“We had signed up together and we were going to run it together, and so I felt like Brad was with me during that race,” she said.
Besides the Missoula Marathon, the Treats had planned to run the Marine Corps Marathon in Washington, D.C. in October. Runners have to enter a lottery to participate, and after years of trying, the husband and wife finally got spots at the starting line. After Brad died, Somer asked her brother, Ben Hileman, if he wanted to run it with her.
“Brad had always told me that I could run a marathon, and I always laughed it off,” Hileman said. “But when Somer asked me if I’d run for Brad, I heard his voice in my head telling me to do it.”

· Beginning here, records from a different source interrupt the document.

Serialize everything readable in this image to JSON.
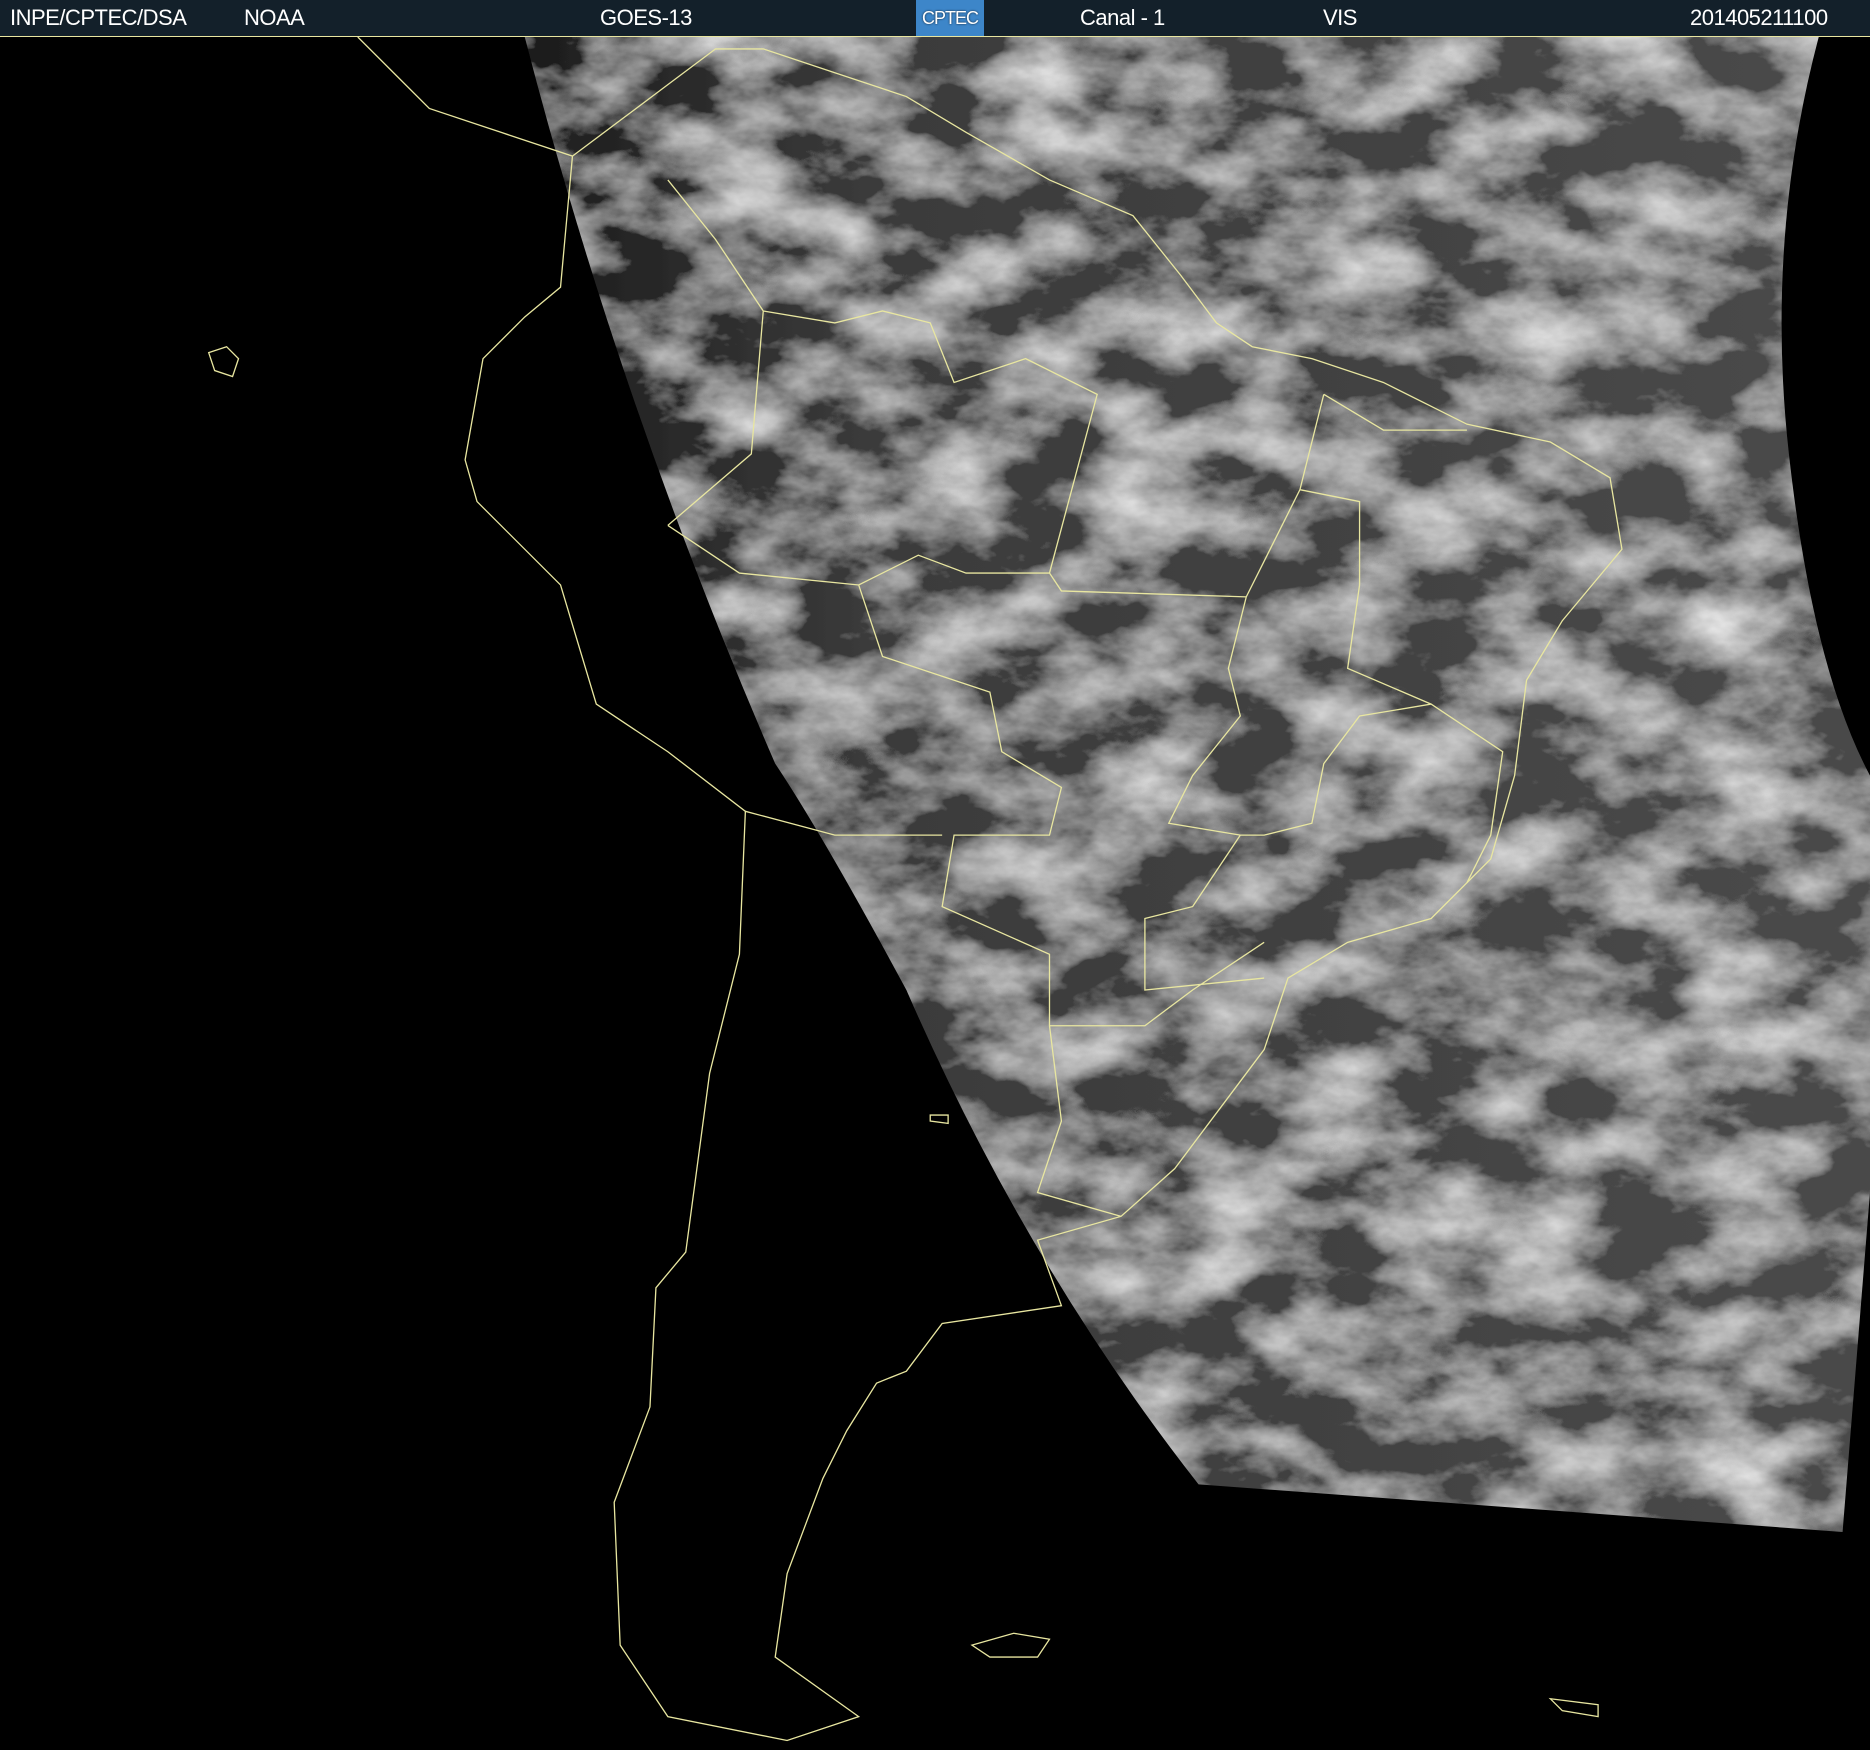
{
  "header": {
    "institution": "INPE/CPTEC/DSA",
    "agency": "NOAA",
    "satellite": "GOES-13",
    "logo_text": "CPTEC",
    "channel": "Canal - 1",
    "band": "VIS",
    "timestamp": "201405211100"
  },
  "colors": {
    "header_bg": "#13202a",
    "coastline": "#e8e6a0",
    "logo_bg": "#3d86c9"
  }
}
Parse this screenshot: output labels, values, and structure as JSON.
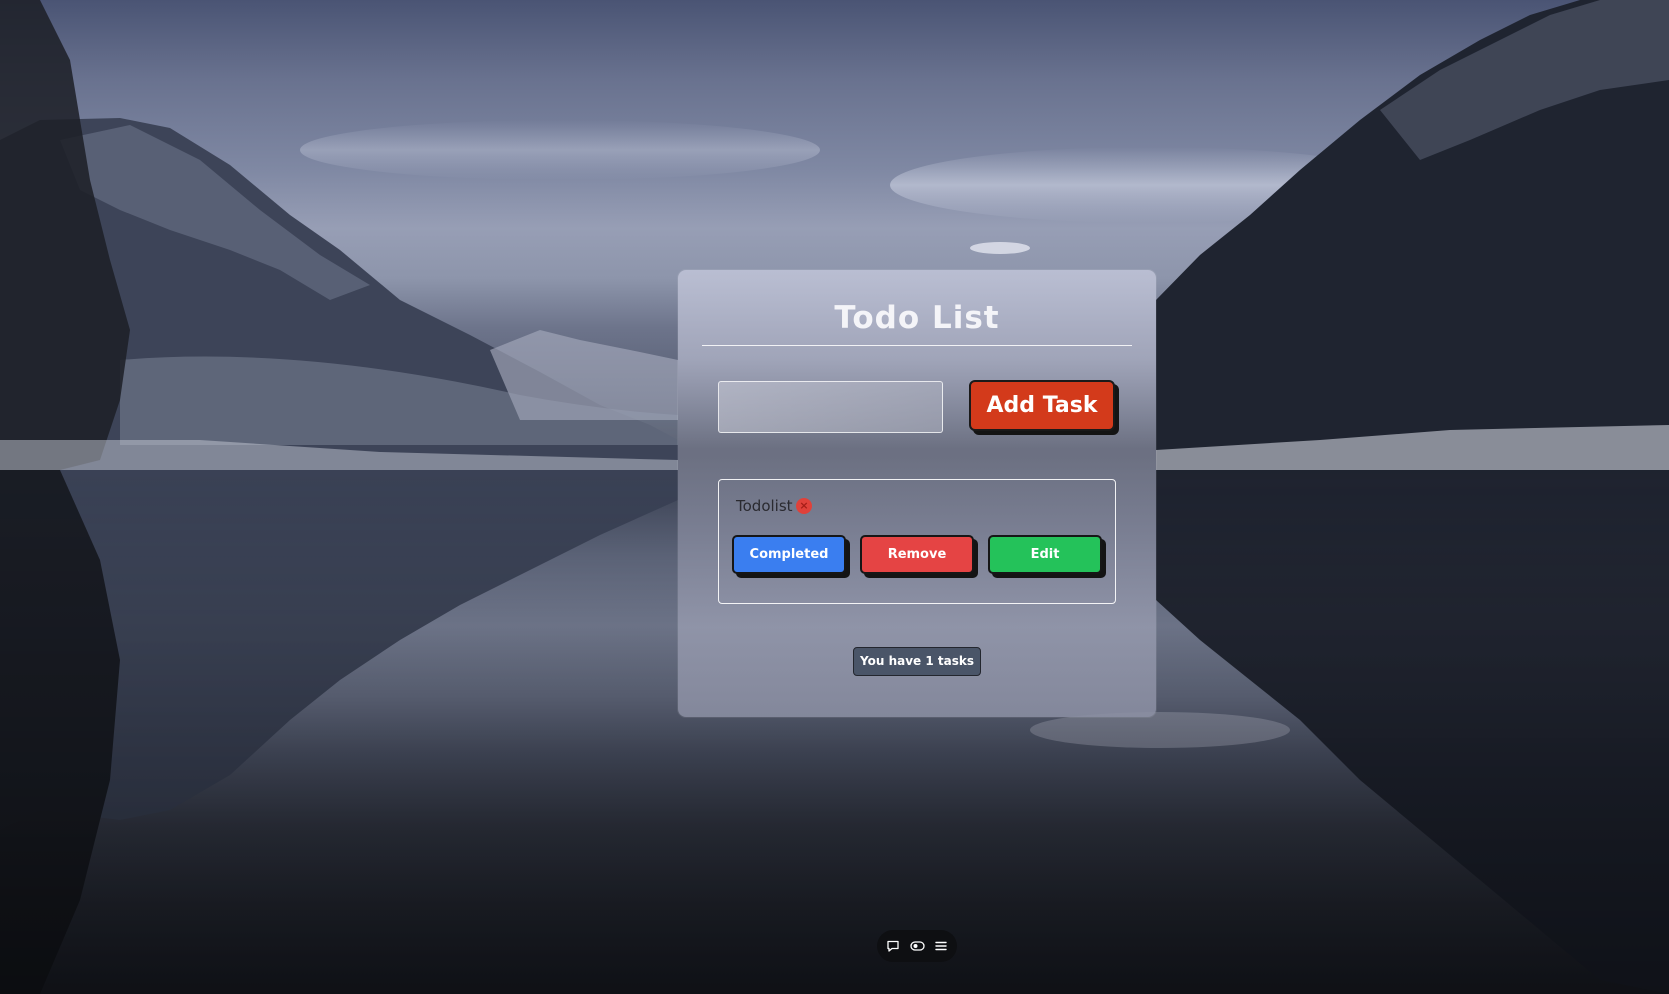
{
  "app": {
    "title": "Todo List",
    "input": {
      "value": "",
      "placeholder": ""
    },
    "add_button_label": "Add Task",
    "tasks": [
      {
        "text": "Todolist",
        "delete_icon": "close-circle-icon",
        "actions": {
          "completed": "Completed",
          "remove": "Remove",
          "edit": "Edit"
        }
      }
    ],
    "task_count_text": "You have 1 tasks"
  },
  "toolbar": {
    "icons": [
      "chat-bubble-icon",
      "eye-toggle-icon",
      "menu-icon"
    ]
  },
  "colors": {
    "add_button": "#d33a1b",
    "completed_button": "#3a7ef0",
    "remove_button": "#e54444",
    "edit_button": "#24c25a",
    "badge_bg": "#4a5568",
    "delete_dot": "#e0413a"
  }
}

Around the same time Hileman committed to running the D.C. race, Somer came up with the idea of getting a group together to sign up for this year’s Missoula Marathon to honor Brad near the one-year anniversary of his death. She approached friends, family and Brad’s co-workers and was overwhelmed by the number of people who agreed to do it with her.
On July 9, 44 people ran the marathon or half marathon wearing shirts with FS44, Brad’s call sign for 15 years on the Hungry Horse Ranger District. Friends and family recently started selling shirts with the call sign as a fundraiser for a college scholarship they are establishing for Flathead High students.
Hileman said he wasn’t surprised by the turnout, especially considering Brad’s emphasis on encouraging people to take on any challenge before them.
“Only Brad could get this many people to run a marathon,” Hileman said.
Among those who signed up for the marathon was Bob Fields, who spent 12 years working with Brad and is now a Forest Service regional patrol captain in Oregon. He said that running the race as a group helped those who were close to Brad begin the healing process, although he said life without their friend will never be easy.
“It still hurts,” he said. “I don’t think I’ll ever get over losing Brad.”
Missoula was Somer’s 33rd marathon, but unlike past runs, she wasn’t aiming for a personal best. Her goal was to run with the people who loved her late husband, as a memorial to his infectious spirit and optimism.
“It’s amazing that all of these people who loved Brad have come together like this,” she said. “It’s almost magical.”
This story was published in the July 12, 2017 edition of the Flathead Beacon.